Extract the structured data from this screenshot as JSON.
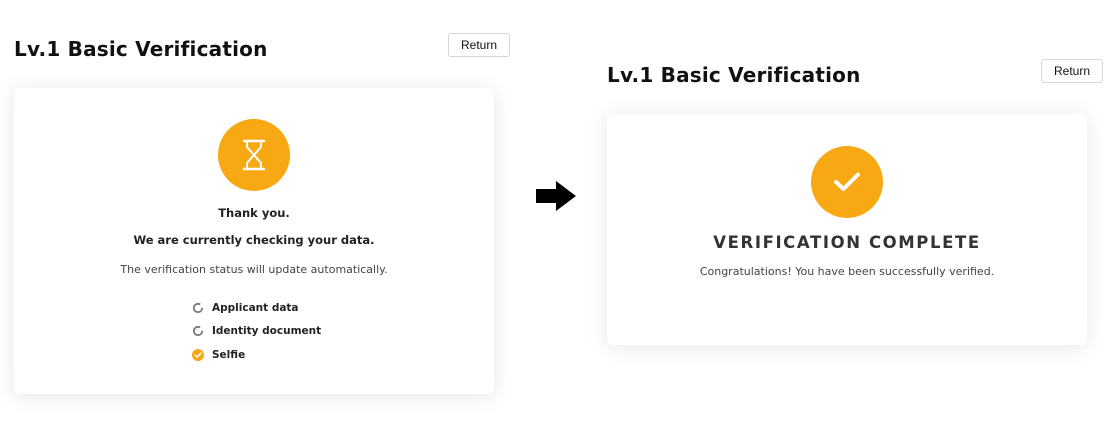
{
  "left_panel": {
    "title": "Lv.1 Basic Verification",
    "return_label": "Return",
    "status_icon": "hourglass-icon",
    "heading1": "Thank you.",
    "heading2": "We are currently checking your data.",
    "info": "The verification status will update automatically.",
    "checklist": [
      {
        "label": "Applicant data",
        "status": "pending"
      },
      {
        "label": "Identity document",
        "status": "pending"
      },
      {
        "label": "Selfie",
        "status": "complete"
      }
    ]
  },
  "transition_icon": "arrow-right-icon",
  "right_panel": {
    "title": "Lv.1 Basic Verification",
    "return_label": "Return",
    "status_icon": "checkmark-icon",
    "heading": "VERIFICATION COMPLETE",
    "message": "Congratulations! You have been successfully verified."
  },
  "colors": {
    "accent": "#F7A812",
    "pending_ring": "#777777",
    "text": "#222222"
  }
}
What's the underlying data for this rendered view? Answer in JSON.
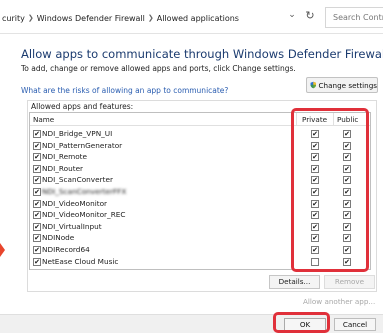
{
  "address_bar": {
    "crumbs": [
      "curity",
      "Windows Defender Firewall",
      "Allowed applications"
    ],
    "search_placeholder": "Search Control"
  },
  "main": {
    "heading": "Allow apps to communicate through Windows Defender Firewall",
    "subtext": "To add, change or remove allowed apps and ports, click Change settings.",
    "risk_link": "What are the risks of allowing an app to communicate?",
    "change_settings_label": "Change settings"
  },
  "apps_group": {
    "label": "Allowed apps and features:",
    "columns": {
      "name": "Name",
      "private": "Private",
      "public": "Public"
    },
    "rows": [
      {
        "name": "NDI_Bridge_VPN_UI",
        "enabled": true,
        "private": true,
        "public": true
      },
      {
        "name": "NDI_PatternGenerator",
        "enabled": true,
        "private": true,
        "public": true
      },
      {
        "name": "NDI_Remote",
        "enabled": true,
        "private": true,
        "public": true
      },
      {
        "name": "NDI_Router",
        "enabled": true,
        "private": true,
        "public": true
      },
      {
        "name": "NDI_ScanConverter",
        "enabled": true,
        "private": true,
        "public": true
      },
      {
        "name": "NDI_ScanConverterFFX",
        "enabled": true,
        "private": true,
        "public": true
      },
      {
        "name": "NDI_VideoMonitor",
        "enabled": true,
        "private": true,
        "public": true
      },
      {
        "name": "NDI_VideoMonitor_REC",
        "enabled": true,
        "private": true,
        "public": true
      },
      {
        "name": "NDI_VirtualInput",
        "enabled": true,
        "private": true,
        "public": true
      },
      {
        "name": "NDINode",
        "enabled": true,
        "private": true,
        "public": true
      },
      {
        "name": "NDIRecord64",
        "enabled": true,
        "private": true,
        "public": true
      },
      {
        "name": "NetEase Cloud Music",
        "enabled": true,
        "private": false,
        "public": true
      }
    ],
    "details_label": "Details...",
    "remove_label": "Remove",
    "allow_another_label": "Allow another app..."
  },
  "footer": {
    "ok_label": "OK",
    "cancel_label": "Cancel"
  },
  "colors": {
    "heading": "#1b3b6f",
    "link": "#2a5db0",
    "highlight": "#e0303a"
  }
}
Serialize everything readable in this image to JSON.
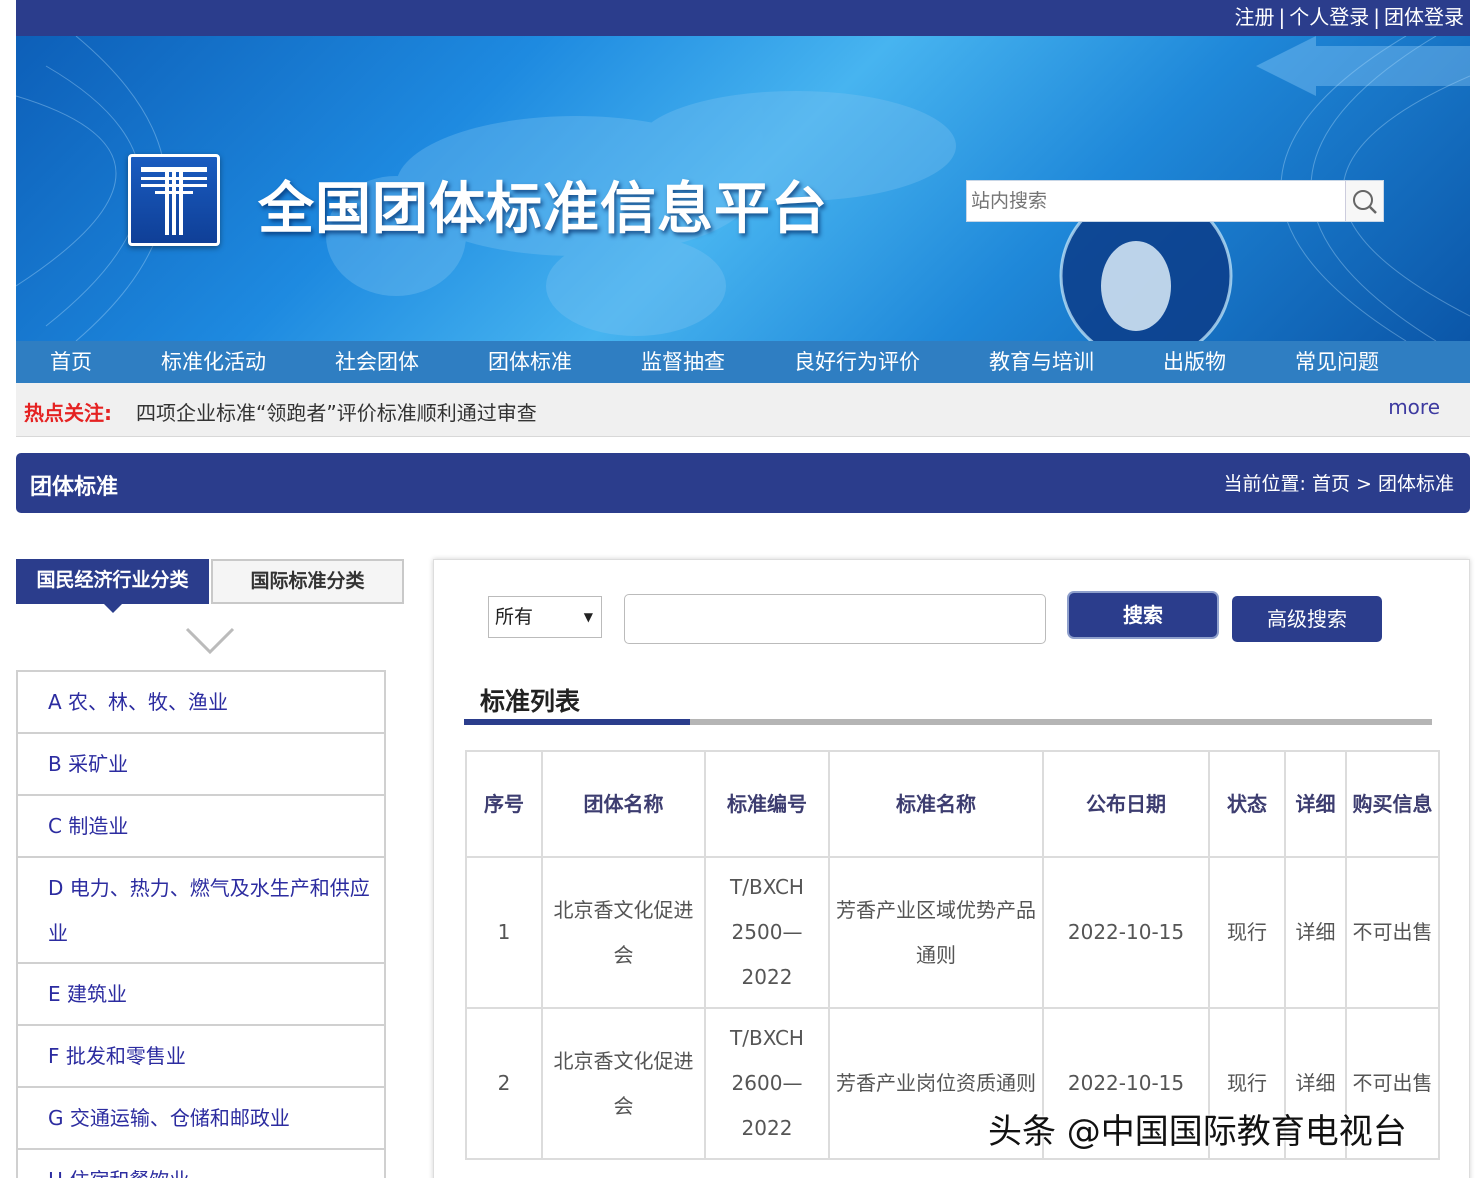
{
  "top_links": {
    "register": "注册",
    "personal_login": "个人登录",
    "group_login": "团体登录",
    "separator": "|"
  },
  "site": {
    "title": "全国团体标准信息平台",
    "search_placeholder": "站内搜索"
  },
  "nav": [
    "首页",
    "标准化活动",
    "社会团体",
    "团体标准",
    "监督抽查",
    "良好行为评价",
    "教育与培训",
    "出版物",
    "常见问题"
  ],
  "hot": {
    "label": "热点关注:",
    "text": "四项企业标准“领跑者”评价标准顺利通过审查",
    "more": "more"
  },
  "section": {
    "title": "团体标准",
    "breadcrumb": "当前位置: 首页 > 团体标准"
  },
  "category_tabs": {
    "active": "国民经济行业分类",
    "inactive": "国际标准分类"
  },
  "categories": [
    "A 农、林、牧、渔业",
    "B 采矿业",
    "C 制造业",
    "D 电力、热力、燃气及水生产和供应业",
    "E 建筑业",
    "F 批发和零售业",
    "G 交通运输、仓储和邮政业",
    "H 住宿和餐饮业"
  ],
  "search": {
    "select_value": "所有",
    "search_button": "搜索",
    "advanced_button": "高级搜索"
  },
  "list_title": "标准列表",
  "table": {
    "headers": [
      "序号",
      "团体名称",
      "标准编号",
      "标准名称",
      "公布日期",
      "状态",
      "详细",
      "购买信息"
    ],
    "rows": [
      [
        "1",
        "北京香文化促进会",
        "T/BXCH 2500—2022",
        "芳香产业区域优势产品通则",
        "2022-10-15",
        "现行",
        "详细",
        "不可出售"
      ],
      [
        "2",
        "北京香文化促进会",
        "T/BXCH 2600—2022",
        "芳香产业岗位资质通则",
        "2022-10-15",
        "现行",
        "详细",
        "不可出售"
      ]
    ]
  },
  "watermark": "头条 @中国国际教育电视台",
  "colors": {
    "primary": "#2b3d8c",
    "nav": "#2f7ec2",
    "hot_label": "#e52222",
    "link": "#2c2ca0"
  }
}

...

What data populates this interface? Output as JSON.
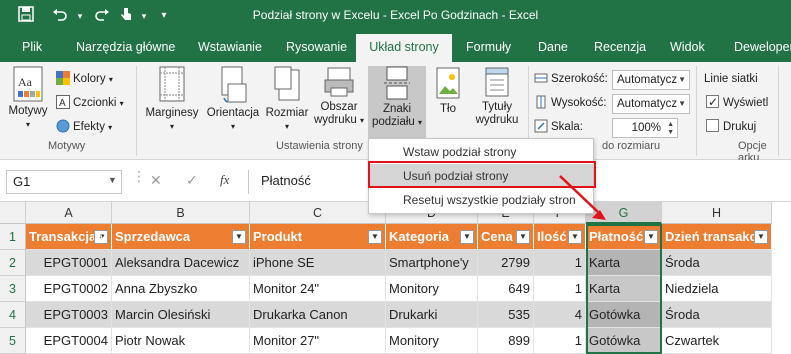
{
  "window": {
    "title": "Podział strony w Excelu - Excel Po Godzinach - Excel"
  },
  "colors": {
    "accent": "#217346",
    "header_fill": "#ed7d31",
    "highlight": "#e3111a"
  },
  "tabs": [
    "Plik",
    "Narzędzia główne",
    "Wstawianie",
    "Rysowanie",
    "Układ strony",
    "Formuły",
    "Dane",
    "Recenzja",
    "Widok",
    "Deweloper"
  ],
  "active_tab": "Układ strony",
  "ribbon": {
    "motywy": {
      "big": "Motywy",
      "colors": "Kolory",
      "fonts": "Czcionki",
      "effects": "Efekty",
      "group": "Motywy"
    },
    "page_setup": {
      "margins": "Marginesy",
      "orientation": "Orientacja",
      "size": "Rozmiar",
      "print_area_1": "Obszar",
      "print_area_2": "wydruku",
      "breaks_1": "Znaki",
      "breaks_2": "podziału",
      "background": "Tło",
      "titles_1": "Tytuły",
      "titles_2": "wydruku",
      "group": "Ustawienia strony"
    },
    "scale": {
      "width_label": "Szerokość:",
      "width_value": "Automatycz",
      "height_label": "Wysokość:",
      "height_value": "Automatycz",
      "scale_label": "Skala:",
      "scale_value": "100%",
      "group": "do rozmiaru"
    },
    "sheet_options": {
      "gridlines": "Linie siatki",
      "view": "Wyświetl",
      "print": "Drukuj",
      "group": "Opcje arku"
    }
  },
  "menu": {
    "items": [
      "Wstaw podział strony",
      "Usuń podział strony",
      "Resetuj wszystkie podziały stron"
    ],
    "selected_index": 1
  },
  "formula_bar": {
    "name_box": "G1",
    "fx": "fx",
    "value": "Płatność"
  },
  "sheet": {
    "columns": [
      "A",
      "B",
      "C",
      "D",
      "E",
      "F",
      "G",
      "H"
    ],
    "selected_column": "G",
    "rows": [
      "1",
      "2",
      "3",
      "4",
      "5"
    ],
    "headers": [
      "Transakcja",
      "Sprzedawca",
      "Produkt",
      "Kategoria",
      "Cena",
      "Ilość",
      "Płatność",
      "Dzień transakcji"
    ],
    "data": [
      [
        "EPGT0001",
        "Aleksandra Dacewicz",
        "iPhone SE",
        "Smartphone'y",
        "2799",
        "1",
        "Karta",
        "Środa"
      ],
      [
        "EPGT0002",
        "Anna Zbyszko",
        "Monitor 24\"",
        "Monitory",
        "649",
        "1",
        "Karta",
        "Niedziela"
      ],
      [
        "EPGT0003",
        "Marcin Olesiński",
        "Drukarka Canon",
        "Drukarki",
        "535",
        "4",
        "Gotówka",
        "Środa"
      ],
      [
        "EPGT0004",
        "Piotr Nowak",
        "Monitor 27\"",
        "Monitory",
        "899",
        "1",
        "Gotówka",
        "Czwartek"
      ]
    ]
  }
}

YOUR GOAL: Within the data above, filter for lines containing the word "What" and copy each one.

OUTPUT OF THE EXERCISE:
What's the underlying data for this rendered view? Answer in JSON.
    "risk_link": "What are the risks of allowing an app to communicate?",
What data populates this interface? Output as JSON.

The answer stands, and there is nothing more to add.